>When the Brit Awards come around every year, the same old stories get hauled out by the media, like guilty schoolboys in front of the headmaster. The time when Jarvis flapped his buttocks at Michael Jackson. The time when one of the professional anarchists from Chumbawumba threw a bucket of water over the deputy Prime Minister. The time when the KLF teamed up with Extreme Noize Terror, shot blanks at the audience with a machine gun, and dumped a dead sheep on the steps of the venue.
All of those earth-shattering middle-fingers to The Man occurred over a decade ago, but still lend The Brit Awards an edge that its bland, uber-corporate reality doesn’t deserve at all. When this year’s annual back-slapping parade took place, pleasingly, it was tedious, dull and uneventful – hopefully to the point that people will stop caring so much in the future.
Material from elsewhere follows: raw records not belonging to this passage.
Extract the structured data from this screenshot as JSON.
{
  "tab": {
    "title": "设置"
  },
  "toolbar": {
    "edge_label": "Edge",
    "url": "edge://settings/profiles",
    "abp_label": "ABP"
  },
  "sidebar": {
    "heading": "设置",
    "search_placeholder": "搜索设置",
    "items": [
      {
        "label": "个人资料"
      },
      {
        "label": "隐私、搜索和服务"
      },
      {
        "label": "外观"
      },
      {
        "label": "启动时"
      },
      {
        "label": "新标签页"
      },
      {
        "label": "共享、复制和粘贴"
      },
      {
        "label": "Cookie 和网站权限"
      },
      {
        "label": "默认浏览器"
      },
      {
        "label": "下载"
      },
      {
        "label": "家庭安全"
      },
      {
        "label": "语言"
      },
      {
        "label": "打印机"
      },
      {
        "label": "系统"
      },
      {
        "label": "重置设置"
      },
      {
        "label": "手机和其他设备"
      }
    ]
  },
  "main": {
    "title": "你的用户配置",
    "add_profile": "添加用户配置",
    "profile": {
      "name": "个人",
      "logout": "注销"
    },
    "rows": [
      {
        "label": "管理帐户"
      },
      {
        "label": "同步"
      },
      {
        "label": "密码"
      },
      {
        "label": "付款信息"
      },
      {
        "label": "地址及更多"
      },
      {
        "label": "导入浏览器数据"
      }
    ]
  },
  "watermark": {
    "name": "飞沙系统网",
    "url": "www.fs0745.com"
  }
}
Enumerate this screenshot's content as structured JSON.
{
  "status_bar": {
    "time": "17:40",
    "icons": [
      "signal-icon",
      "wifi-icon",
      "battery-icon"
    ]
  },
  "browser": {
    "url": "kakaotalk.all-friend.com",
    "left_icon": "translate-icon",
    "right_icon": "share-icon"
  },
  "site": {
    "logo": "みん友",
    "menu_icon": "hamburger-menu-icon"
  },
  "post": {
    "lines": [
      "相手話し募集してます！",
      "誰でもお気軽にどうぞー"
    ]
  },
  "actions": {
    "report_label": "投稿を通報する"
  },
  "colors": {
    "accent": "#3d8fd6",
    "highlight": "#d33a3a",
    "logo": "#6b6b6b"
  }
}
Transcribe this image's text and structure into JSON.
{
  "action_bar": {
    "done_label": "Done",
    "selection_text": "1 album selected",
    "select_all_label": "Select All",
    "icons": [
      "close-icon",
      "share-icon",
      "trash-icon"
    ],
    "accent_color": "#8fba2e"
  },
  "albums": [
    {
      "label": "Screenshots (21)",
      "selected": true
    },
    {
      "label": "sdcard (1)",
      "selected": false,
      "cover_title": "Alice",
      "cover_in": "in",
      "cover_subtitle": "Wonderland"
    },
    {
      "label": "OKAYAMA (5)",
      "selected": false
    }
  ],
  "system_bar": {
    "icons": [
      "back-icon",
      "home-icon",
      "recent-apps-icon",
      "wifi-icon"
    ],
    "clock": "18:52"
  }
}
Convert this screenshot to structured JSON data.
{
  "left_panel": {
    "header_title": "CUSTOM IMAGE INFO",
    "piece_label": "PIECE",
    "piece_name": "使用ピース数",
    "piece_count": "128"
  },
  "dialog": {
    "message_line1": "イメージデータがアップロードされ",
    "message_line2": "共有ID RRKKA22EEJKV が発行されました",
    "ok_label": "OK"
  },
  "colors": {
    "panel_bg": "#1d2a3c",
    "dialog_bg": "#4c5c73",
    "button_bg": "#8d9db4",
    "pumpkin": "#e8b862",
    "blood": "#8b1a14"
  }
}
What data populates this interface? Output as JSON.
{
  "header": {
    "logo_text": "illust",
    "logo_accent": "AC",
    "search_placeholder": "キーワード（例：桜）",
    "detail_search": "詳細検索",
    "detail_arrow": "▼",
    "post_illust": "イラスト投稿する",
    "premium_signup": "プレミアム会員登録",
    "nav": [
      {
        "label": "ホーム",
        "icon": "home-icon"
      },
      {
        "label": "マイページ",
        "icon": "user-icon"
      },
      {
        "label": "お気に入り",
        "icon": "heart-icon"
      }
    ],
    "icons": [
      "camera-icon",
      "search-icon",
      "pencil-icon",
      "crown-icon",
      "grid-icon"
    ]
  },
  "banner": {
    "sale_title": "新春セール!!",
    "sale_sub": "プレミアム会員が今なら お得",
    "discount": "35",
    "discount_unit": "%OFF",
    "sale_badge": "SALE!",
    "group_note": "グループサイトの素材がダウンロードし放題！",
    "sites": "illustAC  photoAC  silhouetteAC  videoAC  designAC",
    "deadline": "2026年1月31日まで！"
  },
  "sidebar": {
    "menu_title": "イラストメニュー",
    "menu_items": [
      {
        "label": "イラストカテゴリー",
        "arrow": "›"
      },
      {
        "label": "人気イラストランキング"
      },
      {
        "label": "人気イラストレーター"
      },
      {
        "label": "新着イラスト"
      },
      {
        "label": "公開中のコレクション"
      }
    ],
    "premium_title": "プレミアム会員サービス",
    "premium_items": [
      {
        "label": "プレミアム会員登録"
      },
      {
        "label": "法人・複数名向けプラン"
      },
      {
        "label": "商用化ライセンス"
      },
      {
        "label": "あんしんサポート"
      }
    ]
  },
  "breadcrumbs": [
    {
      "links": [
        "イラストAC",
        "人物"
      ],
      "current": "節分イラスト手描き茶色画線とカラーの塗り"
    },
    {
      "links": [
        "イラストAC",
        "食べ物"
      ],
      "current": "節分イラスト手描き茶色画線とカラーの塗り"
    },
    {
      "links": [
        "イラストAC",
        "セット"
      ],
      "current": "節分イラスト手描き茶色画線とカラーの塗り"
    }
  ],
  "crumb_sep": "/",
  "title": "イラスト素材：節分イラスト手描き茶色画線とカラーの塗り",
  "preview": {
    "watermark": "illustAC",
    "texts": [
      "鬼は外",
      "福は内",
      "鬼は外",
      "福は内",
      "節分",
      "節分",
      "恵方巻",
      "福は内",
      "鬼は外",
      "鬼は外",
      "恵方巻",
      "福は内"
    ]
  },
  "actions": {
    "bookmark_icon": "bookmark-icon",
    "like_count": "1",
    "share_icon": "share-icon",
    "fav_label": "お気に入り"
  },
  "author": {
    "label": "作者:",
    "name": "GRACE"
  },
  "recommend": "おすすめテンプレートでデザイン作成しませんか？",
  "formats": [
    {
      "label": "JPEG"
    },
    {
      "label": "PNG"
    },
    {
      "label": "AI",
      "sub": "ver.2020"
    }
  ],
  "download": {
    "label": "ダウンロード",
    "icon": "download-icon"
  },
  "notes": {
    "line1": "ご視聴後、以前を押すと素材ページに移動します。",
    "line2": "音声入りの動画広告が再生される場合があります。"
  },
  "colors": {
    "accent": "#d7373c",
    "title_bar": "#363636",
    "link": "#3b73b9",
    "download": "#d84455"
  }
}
The only high point was the Pet Shop Boy‘s medley of hits at the end, which even the combined efforts of Lady Gaga and Brandon Flowers couldn’t ruin. The first ever albums that I obsessively listened to as an 8-year old were the Pet Shop Boys’ Please and Introspective, which occupied both sides of a TDK C90 tape. The songs formed my musical grounding, and really, looking back, I’m relieved that it was songs like It’s A Sin and Suburbia and not any other late 80’s pop nonsense.
I don’t know exactly what influenced Today’s New Band, Responsible Monster, but from the sheer unusual nature of their insistently worrying sound, I’d hesitantly guess that it was more Ted Bundy than Bros.
Songs like Darwin revel in some sort of delightful confusion, lingering threateningly between slick funk, boisterously broken clank-pop and then vocal stylings of a deranged mass-murderer. It’s a sprawling, relentless and inventive 8-minute journey into someone’s personal hell – albeit a hell with really lovely furnishings, table service and a sprinkling of concerned-looking Page 3 girls.
Doll Bride Mask is either the first ever recording of the voices in a serial killer’s head, or simply the music he’d listen to to get pumped before another killing spree. Dense, nicely incoherent and filled with contorted, afflicted noises and beats, it reveals that Responsible Monster is in full control of his creative faculties, if nothing else.
Responsible Monster: inventive to the point of sonic schizophrenia and bizarre enough to have you glancing over your shoulder. Mood music for murderers. Listen here!